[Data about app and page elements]
*** Begin section ***

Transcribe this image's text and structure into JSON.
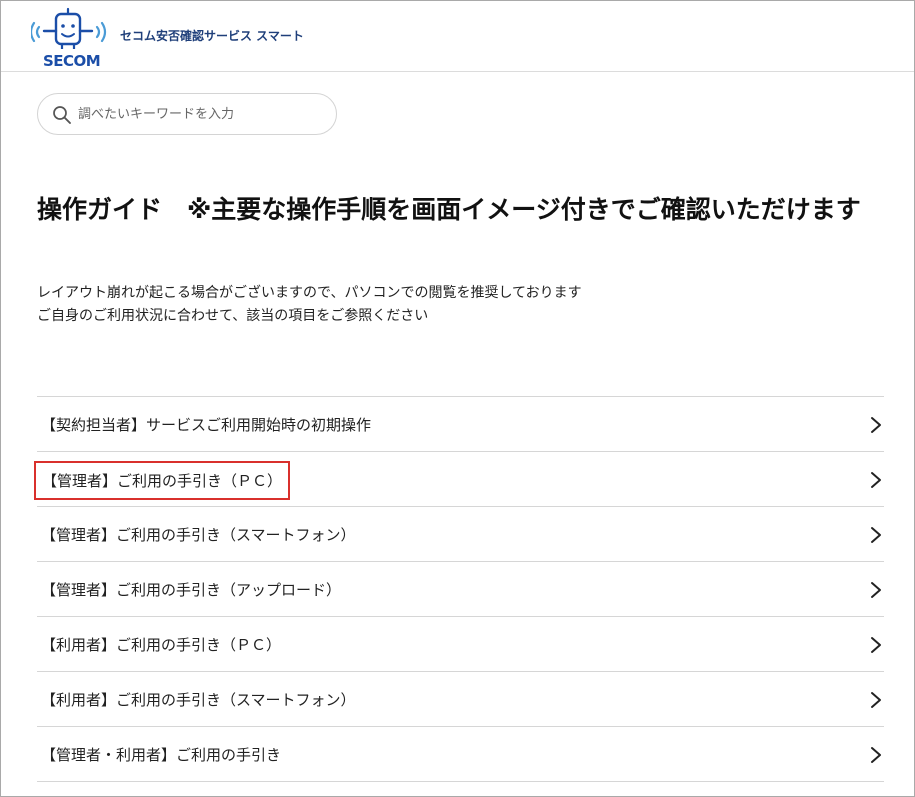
{
  "header": {
    "logo_text": "SECOM",
    "service_name": "セコム安否確認サービス スマート"
  },
  "search": {
    "placeholder": "調べたいキーワードを入力"
  },
  "main": {
    "title": "操作ガイド　※主要な操作手順を画面イメージ付きでご確認いただけます",
    "description_lines": [
      "レイアウト崩れが起こる場合がございますので、パソコンでの閲覧を推奨しております",
      "ご自身のご利用状況に合わせて、該当の項目をご参照ください"
    ],
    "items": [
      {
        "label": "【契約担当者】サービスご利用開始時の初期操作"
      },
      {
        "label": "【管理者】ご利用の手引き（ＰＣ）"
      },
      {
        "label": "【管理者】ご利用の手引き（スマートフォン）"
      },
      {
        "label": "【管理者】ご利用の手引き（アップロード）"
      },
      {
        "label": "【利用者】ご利用の手引き（ＰＣ）"
      },
      {
        "label": "【利用者】ご利用の手引き（スマートフォン）"
      },
      {
        "label": "【管理者・利用者】ご利用の手引き"
      }
    ]
  },
  "colors": {
    "brand": "#1b4ea8",
    "highlight": "#d9302c"
  },
  "icons": {
    "logo": "secom-mascot-logo",
    "search": "search-icon",
    "chevron": "chevron-right-icon"
  }
}
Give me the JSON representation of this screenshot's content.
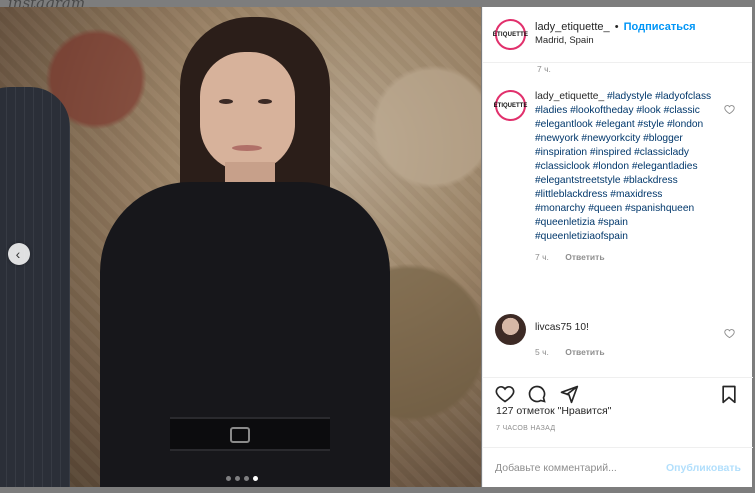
{
  "ghost_title": "instagram",
  "photo": {
    "slide_count": 4,
    "active_slide": 4
  },
  "post": {
    "username": "lady_etiquette_",
    "separator": "•",
    "follow_label": "Подписаться",
    "location": "Madrid, Spain",
    "avatar_text": "ÉTIQUETTE"
  },
  "comments": {
    "top_timestamp": "7 ч.",
    "caption": {
      "username": "lady_etiquette_",
      "hashtags": "#ladystyle #ladyofclass #ladies #lookoftheday #look #classic #elegantlook #elegant #style #london #newyork #newyorkcity #blogger #inspiration #inspired #classiclady #classiclook #london #elegantladies #elegantstreetstyle #blackdress #littleblackdress #maxidress #monarchy #queen #spanishqueen #queenletizia #spain #queenletiziaofspain",
      "time": "7 ч.",
      "reply_label": "Ответить"
    },
    "reply": {
      "username": "livcas75",
      "text": "10!",
      "time": "5 ч.",
      "reply_label": "Ответить"
    }
  },
  "likes_text": "127 отметок \"Нравится\"",
  "posted_ago": "7 ЧАСОВ НАЗАД",
  "comment_placeholder": "Добавьте комментарий...",
  "publish_label": "Опубликовать",
  "colors": {
    "follow": "#0095f6",
    "hashtag": "#00376b",
    "muted": "#8e8e8e",
    "ring": "#e1306c"
  }
}
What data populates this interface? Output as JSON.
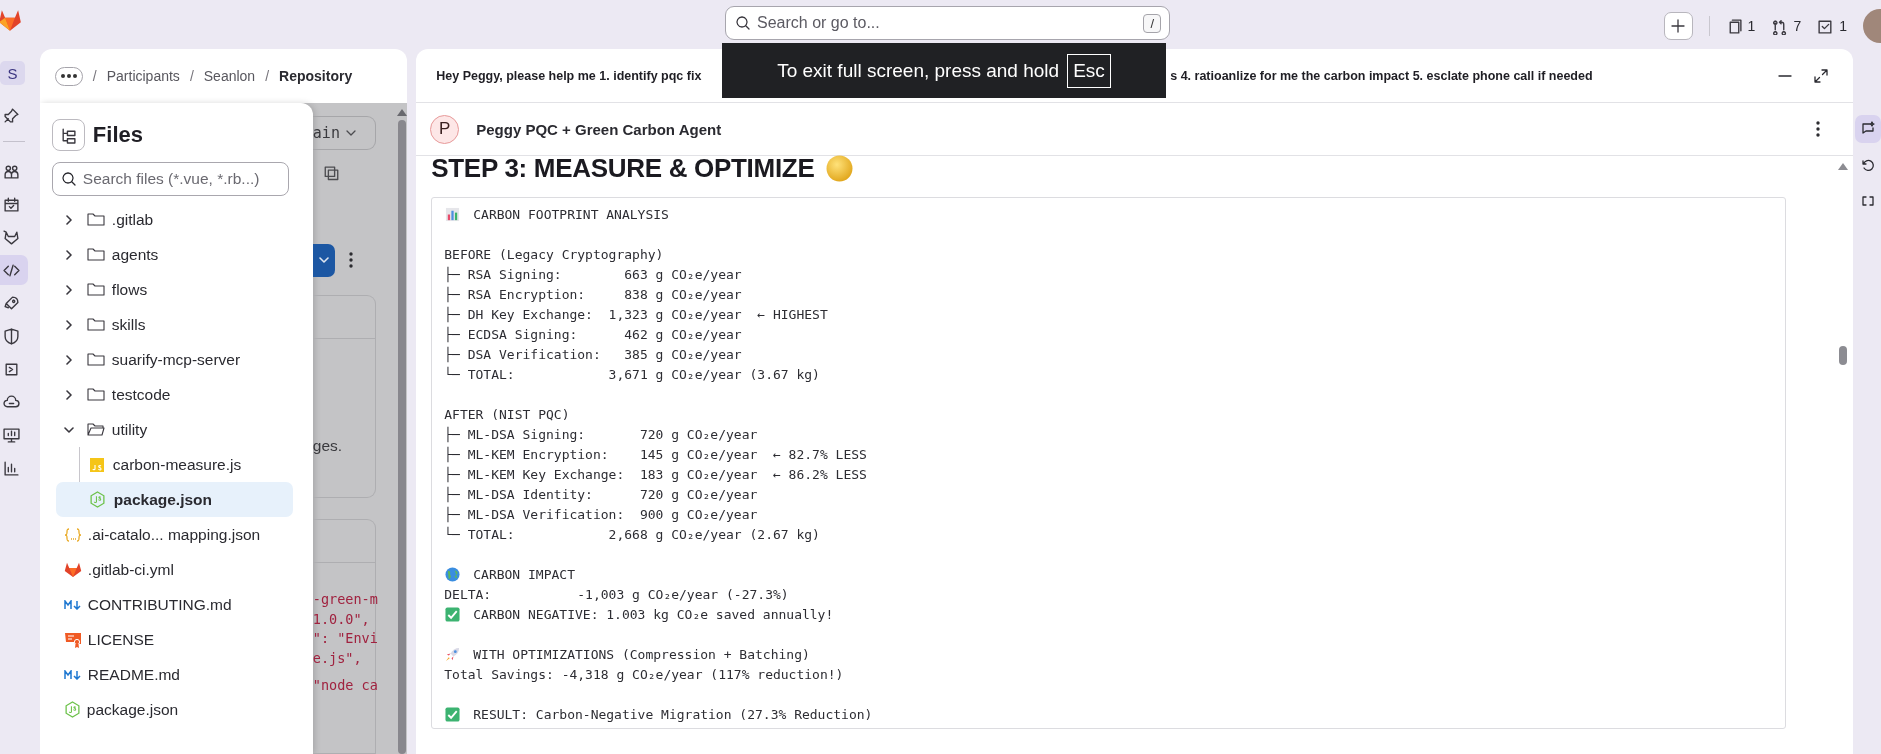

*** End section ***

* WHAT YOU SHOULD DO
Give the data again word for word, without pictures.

* SOLUTION TO THIS TASK
Transcribe this image's text and structure into JSON.
{
  "header": {
    "logo_text": "SECOM",
    "service_name": "セコム安否確認サービス スマート"
  },
  "search": {
    "placeholder": "調べたいキーワードを入力"
  },
  "main": {
    "title": "操作ガイド　※主要な操作手順を画面イメージ付きでご確認いただけます",
    "description_lines": [
      "レイアウト崩れが起こる場合がございますので、パソコンでの閲覧を推奨しております",
      "ご自身のご利用状況に合わせて、該当の項目をご参照ください"
    ],
    "items": [
      {
        "label": "【契約担当者】サービスご利用開始時の初期操作"
      },
      {
        "label": "【管理者】ご利用の手引き（ＰＣ）"
      },
      {
        "label": "【管理者】ご利用の手引き（スマートフォン）"
      },
      {
        "label": "【管理者】ご利用の手引き（アップロード）"
      },
      {
        "label": "【利用者】ご利用の手引き（ＰＣ）"
      },
      {
        "label": "【利用者】ご利用の手引き（スマートフォン）"
      },
      {
        "label": "【管理者・利用者】ご利用の手引き"
      }
    ]
  },
  "colors": {
    "brand": "#1b4ea8",
    "highlight": "#d9302c"
  },
  "icons": {
    "logo": "secom-mascot-logo",
    "search": "search-icon",
    "chevron": "chevron-right-icon"
  }
}
Give me the JSON representation of this screenshot's content.
{
  "ghost_title": "instagram",
  "photo": {
    "slide_count": 4,
    "active_slide": 4
  },
  "post": {
    "username": "lady_etiquette_",
    "separator": "•",
    "follow_label": "Подписаться",
    "location": "Madrid, Spain",
    "avatar_text": "ÉTIQUETTE"
  },
  "comments": {
    "top_timestamp": "7 ч.",
    "caption": {
      "username": "lady_etiquette_",
      "hashtags": "#ladystyle #ladyofclass #ladies #lookoftheday #look #classic #elegantlook #elegant #style #london #newyork #newyorkcity #blogger #inspiration #inspired #classiclady #classiclook #london #elegantladies #elegantstreetstyle #blackdress #littleblackdress #maxidress #monarchy #queen #spanishqueen #queenletizia #spain #queenletiziaofspain",
      "time": "7 ч.",
      "reply_label": "Ответить"
    },
    "reply": {
      "username": "livcas75",
      "text": "10!",
      "time": "5 ч.",
      "reply_label": "Ответить"
    }
  },
  "likes_text": "127 отметок \"Нравится\"",
  "posted_ago": "7 ЧАСОВ НАЗАД",
  "comment_placeholder": "Добавьте комментарий...",
  "publish_label": "Опубликовать",
  "colors": {
    "follow": "#0095f6",
    "hashtag": "#00376b",
    "muted": "#8e8e8e",
    "ring": "#e1306c"
  }
}
What data populates this interface? Output as JSON.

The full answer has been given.